§ **PROBLEM**:
Count the lines below that contain the word "不要你离开", and give only that number.

━━━━━ AVAILABLE DATA ━━━━━

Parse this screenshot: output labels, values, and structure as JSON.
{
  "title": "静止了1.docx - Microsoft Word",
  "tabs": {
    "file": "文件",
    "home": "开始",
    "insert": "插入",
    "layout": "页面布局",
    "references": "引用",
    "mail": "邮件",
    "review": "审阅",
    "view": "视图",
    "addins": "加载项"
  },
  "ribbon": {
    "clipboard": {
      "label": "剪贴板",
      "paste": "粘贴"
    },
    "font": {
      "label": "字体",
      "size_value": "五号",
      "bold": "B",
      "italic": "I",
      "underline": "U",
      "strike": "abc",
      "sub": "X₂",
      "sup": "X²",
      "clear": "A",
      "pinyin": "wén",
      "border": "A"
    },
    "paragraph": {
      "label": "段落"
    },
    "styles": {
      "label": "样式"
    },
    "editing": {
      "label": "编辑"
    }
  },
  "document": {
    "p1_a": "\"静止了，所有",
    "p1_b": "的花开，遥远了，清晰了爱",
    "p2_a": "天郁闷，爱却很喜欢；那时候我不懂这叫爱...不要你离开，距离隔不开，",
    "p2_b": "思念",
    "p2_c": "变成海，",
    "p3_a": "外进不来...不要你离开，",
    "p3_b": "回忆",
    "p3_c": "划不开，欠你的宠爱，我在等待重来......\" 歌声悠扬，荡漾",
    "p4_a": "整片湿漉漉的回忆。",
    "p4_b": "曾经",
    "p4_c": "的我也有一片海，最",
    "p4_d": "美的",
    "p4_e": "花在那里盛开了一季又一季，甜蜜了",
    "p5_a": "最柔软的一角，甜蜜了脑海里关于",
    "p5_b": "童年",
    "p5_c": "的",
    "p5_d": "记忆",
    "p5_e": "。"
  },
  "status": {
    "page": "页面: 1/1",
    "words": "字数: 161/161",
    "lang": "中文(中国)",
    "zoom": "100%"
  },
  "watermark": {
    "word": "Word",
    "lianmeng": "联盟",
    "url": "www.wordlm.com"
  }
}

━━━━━

§ **RESPONSE TO THIS EXERCISE**:
2